Word for word, restate the data that follows, omitting the images.
━━━━━━━━
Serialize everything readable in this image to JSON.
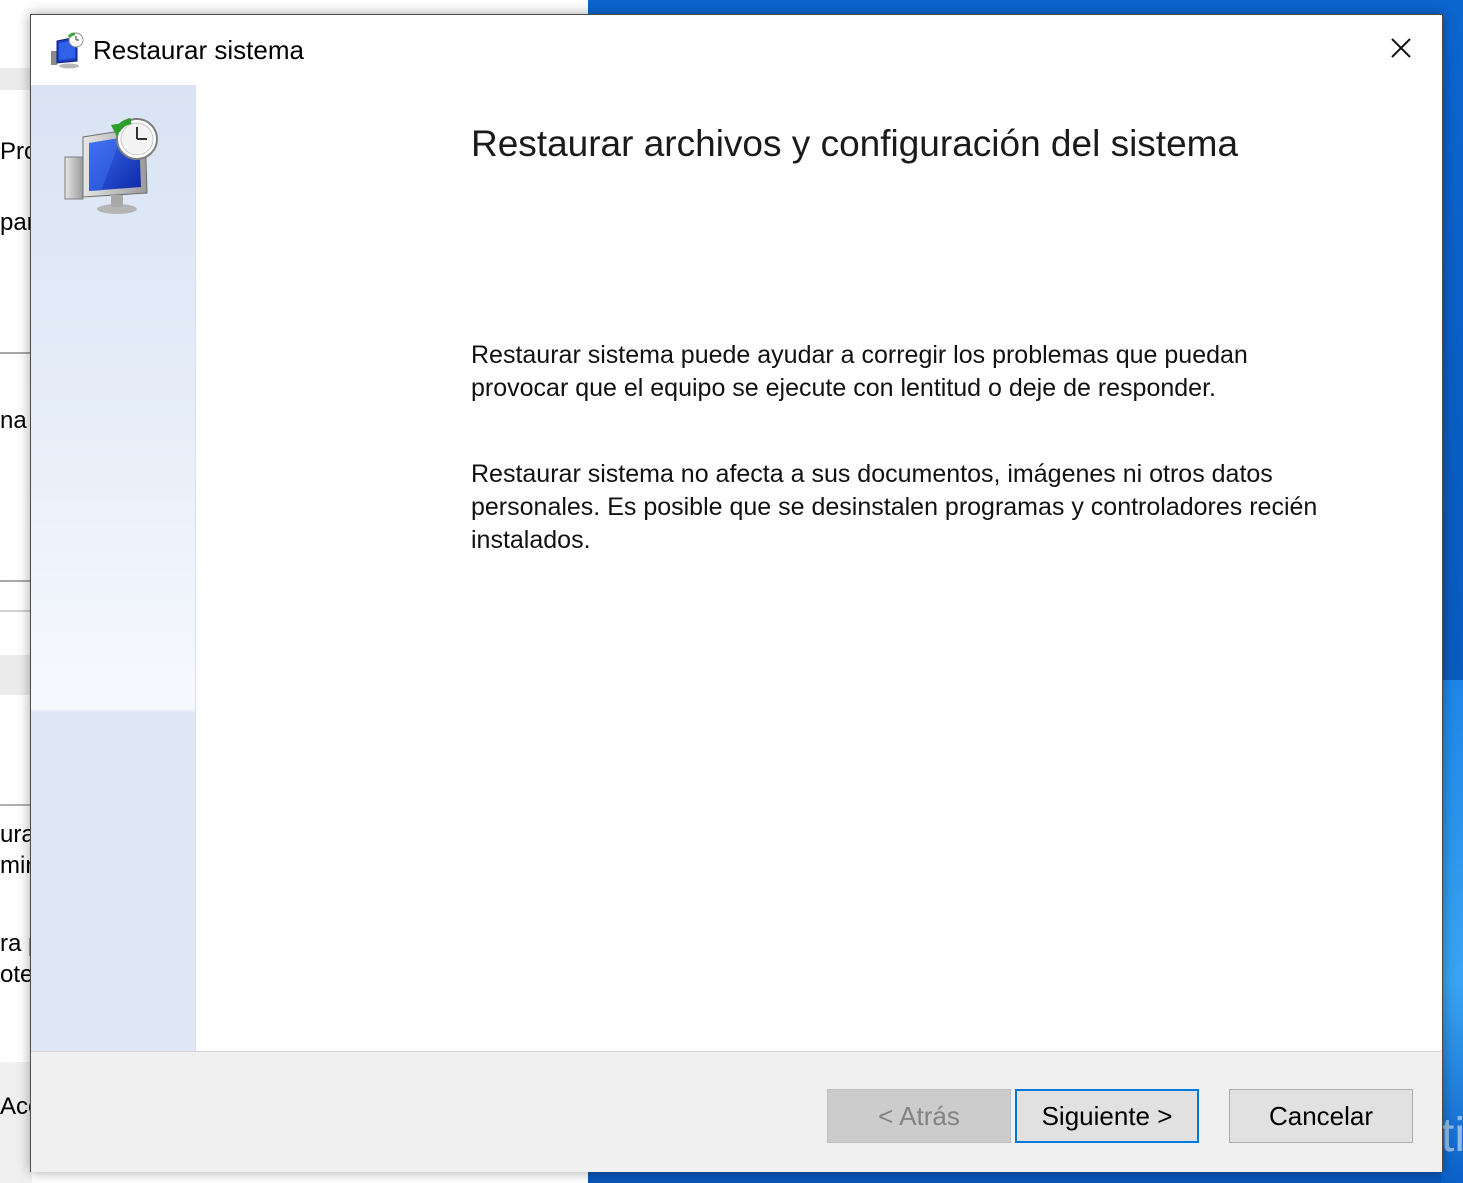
{
  "desktop": {
    "watermark": "Acti"
  },
  "background_window": {
    "fragments": [
      "Prot",
      "par",
      "na",
      "ura",
      "mir",
      "ra p",
      "otec",
      "Ace"
    ]
  },
  "dialog": {
    "title": "Restaurar sistema",
    "heading": "Restaurar archivos y configuración del sistema",
    "paragraph1": "Restaurar sistema puede ayudar a corregir los problemas que puedan provocar que el equipo se ejecute con lentitud o deje de responder.",
    "paragraph2": "Restaurar sistema no afecta a sus documentos, imágenes ni otros datos personales. Es posible que se desinstalen programas y controladores recién instalados.",
    "buttons": {
      "back": "< Atrás",
      "next": "Siguiente >",
      "cancel": "Cancelar"
    },
    "back_enabled": false,
    "icons": {
      "title": "system-restore-icon",
      "sidebar": "system-restore-large-icon",
      "close": "close-icon"
    },
    "colors": {
      "accent": "#0078d7",
      "sidebar": "#dfe7f5",
      "footer": "#f0f0f0"
    }
  }
}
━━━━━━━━
__EXERCISE OUTPUT__
Serialize everything readable in this image to JSON.
{
  "desktop": {
    "watermark": "Acti"
  },
  "background_window": {
    "fragments": [
      "Prot",
      "par",
      "na",
      "ura",
      "mir",
      "ra p",
      "otec",
      "Ace"
    ]
  },
  "dialog": {
    "title": "Restaurar sistema",
    "heading": "Restaurar archivos y configuración del sistema",
    "paragraph1": "Restaurar sistema puede ayudar a corregir los problemas que puedan provocar que el equipo se ejecute con lentitud o deje de responder.",
    "paragraph2": "Restaurar sistema no afecta a sus documentos, imágenes ni otros datos personales. Es posible que se desinstalen programas y controladores recién instalados.",
    "buttons": {
      "back": "< Atrás",
      "next": "Siguiente >",
      "cancel": "Cancelar"
    },
    "back_enabled": false,
    "icons": {
      "title": "system-restore-icon",
      "sidebar": "system-restore-large-icon",
      "close": "close-icon"
    },
    "colors": {
      "accent": "#0078d7",
      "sidebar": "#dfe7f5",
      "footer": "#f0f0f0"
    }
  }
}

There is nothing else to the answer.